TASK DESCRIPTION → Every entry is to be returned as it stands, apart from the pictures.

(Data about app and page elements)
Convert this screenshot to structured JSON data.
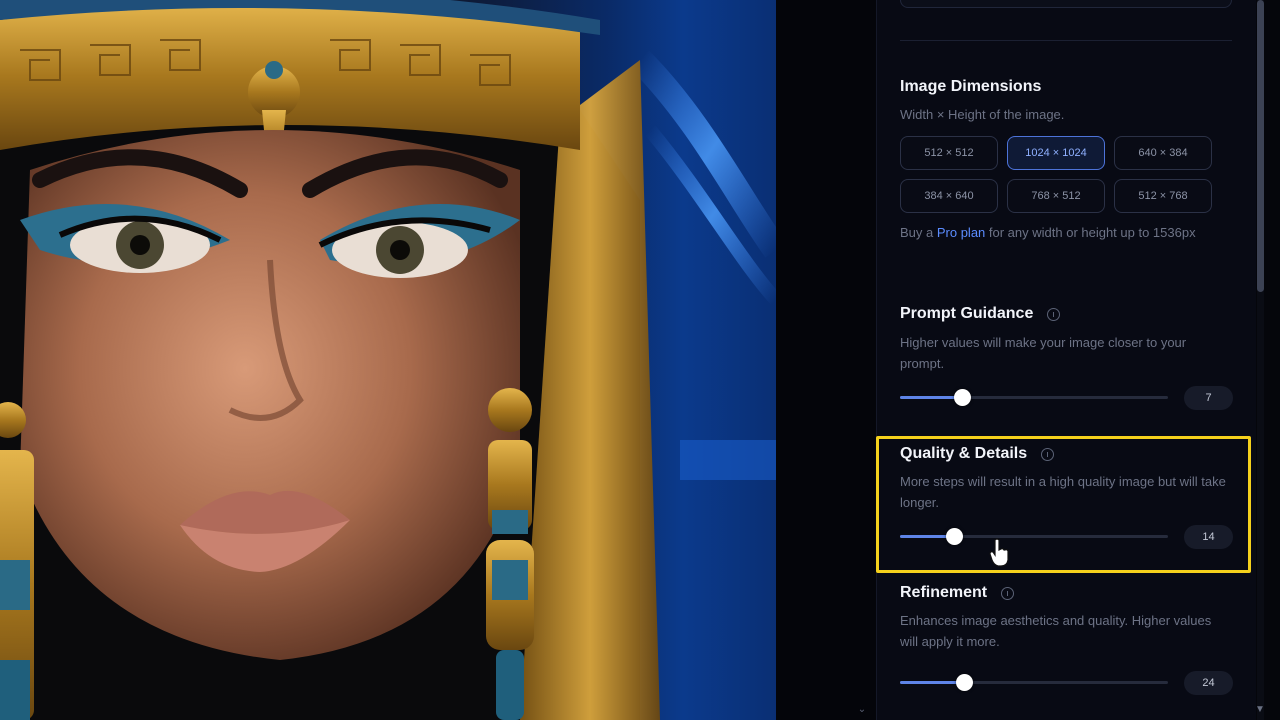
{
  "artwork": {
    "subject": "portrait-image",
    "colors": {
      "skin": "#b57a5c",
      "gold": "#b88a2c",
      "turquoise": "#2a6a86",
      "background_blue": "#0b3a8c"
    }
  },
  "panel": {
    "image_dimensions": {
      "title": "Image Dimensions",
      "description": "Width × Height of the image.",
      "options": [
        "512 × 512",
        "1024 × 1024",
        "640 × 384",
        "384 × 640",
        "768 × 512",
        "512 × 768"
      ],
      "selected": "1024 × 1024",
      "note_prefix": "Buy a ",
      "note_link": "Pro plan",
      "note_suffix": " for any width or height up to 1536px"
    },
    "prompt_guidance": {
      "title": "Prompt Guidance",
      "description": "Higher values will make your image closer to your prompt.",
      "value": "7",
      "fraction": 0.23
    },
    "quality_details": {
      "title": "Quality & Details",
      "description": "More steps will result in a high quality image but will take longer.",
      "value": "14",
      "fraction": 0.2
    },
    "refinement": {
      "title": "Refinement",
      "description": "Enhances image aesthetics and quality. Higher values will apply it more.",
      "value": "24",
      "fraction": 0.24
    }
  },
  "colors": {
    "accent": "#5e84e8",
    "highlight": "#f5d11c",
    "link": "#5b8cff"
  }
}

RESULT FOR THIS TASK →
Convert this screenshot to structured JSON data.
{
  "artwork": {
    "subject": "portrait-image",
    "colors": {
      "skin": "#b57a5c",
      "gold": "#b88a2c",
      "turquoise": "#2a6a86",
      "background_blue": "#0b3a8c"
    }
  },
  "panel": {
    "image_dimensions": {
      "title": "Image Dimensions",
      "description": "Width × Height of the image.",
      "options": [
        "512 × 512",
        "1024 × 1024",
        "640 × 384",
        "384 × 640",
        "768 × 512",
        "512 × 768"
      ],
      "selected": "1024 × 1024",
      "note_prefix": "Buy a ",
      "note_link": "Pro plan",
      "note_suffix": " for any width or height up to 1536px"
    },
    "prompt_guidance": {
      "title": "Prompt Guidance",
      "description": "Higher values will make your image closer to your prompt.",
      "value": "7",
      "fraction": 0.23
    },
    "quality_details": {
      "title": "Quality & Details",
      "description": "More steps will result in a high quality image but will take longer.",
      "value": "14",
      "fraction": 0.2
    },
    "refinement": {
      "title": "Refinement",
      "description": "Enhances image aesthetics and quality. Higher values will apply it more.",
      "value": "24",
      "fraction": 0.24
    }
  },
  "colors": {
    "accent": "#5e84e8",
    "highlight": "#f5d11c",
    "link": "#5b8cff"
  }
}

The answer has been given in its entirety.